In 1980, four Catholic American churchwomen were raped and killed by Salvadoran National Guardsmen during the country's civil war. Recently, Pope Francis cleared the path for sainthood for the Salvadoran archbishop slain that same year, Oscar Romero. Why not do the same for these women, asks Heidi Schlumpf? Pictured here, one of the four: Maryknoll Sister Maura Clarke, a New Yorker who was 49 when she died.
Ita Ford, also a Maryknoll nun, had worked in Chile in the 1970s after the U.S.-backed military coup that overthrew the democratically elected government there. She had just arrived in El Salvador to take up missionary work when she was killed there at 40.

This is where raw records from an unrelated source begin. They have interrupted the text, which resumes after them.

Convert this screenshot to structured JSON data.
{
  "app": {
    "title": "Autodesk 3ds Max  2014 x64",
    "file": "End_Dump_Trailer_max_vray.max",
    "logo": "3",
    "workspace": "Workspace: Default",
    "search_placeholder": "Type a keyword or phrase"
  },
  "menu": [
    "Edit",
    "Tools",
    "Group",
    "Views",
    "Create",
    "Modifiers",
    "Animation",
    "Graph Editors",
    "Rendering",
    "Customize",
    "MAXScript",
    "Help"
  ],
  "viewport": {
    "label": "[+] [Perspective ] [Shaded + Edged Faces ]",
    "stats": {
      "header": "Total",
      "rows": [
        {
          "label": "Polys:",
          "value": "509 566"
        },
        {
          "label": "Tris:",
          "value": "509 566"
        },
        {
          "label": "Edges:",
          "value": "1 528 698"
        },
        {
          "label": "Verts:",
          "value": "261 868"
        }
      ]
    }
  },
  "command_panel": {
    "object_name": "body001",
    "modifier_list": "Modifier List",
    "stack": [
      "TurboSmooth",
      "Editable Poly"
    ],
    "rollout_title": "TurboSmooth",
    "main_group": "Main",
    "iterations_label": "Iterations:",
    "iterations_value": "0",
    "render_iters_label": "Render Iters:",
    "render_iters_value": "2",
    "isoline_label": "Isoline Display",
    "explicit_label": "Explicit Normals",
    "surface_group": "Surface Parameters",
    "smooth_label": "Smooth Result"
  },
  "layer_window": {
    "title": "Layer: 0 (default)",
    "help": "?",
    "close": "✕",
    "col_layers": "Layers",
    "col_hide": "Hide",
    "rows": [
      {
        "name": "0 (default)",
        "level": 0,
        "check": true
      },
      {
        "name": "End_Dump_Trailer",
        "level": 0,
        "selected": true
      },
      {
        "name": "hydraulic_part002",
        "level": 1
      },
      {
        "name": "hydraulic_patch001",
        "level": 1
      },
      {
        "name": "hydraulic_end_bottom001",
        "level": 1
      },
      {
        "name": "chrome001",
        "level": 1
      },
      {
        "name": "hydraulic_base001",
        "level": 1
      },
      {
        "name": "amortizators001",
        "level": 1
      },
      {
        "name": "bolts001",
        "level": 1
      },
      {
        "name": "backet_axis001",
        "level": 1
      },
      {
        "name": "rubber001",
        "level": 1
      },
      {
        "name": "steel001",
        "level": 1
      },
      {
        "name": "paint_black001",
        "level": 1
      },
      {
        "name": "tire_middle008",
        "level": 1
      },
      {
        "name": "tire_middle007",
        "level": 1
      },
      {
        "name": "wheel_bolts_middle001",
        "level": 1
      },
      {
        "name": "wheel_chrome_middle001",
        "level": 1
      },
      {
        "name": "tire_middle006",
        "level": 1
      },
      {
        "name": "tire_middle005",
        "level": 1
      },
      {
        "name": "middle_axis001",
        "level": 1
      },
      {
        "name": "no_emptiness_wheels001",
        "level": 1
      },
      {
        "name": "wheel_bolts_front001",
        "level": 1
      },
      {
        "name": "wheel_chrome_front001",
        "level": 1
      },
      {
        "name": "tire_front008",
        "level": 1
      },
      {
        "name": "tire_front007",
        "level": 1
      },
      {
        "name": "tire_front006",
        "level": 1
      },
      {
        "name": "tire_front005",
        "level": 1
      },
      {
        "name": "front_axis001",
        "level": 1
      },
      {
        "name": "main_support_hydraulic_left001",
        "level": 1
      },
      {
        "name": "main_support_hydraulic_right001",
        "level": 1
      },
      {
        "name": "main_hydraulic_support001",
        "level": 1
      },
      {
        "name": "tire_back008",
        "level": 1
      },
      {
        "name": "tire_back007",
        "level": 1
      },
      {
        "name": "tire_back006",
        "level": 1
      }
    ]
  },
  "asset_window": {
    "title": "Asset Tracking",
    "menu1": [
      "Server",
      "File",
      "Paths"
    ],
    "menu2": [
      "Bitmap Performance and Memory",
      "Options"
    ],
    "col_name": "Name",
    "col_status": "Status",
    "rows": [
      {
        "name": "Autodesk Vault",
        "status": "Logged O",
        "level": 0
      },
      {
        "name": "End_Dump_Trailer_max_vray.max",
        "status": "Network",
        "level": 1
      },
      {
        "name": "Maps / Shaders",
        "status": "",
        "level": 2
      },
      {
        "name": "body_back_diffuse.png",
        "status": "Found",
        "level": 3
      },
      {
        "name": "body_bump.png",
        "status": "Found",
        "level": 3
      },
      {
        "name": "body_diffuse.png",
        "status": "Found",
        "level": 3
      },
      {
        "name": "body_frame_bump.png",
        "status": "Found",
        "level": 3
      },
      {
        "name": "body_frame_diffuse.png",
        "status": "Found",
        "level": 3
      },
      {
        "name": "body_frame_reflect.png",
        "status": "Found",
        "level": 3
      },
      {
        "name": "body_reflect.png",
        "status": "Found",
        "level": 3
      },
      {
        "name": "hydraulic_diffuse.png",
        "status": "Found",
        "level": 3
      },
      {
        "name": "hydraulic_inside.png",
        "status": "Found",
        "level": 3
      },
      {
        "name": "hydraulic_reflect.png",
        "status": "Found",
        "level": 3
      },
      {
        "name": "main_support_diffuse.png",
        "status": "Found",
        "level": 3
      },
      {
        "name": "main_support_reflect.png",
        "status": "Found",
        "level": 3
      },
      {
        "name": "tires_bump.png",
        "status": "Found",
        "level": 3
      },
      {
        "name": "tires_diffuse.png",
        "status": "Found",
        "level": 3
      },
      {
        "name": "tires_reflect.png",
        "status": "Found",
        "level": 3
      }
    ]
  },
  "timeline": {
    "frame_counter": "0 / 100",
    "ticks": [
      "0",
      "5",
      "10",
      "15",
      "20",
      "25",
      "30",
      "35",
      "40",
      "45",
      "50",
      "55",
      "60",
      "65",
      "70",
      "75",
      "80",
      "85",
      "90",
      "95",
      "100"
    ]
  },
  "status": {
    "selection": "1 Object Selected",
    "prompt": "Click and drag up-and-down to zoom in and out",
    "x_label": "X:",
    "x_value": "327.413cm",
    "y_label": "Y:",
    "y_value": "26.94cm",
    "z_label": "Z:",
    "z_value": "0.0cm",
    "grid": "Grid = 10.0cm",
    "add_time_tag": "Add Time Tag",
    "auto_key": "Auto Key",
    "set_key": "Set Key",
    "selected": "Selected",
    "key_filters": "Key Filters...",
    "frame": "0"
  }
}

Dorothy Kazel had been engaged to be married before joining the Ursuline Sisters in Cleveland. After becoming a nun, she worked first as a teacher, then joined a mission team in El Salvador in the early 1970s. She was 40 when she was killed.
Jean Marie Donovan, a laywoman, grew up in Connecticut and was working for an accounting firm in Cleveland when a spiritual search led her to missionary work in El Salvador. She was 27 when she was killed.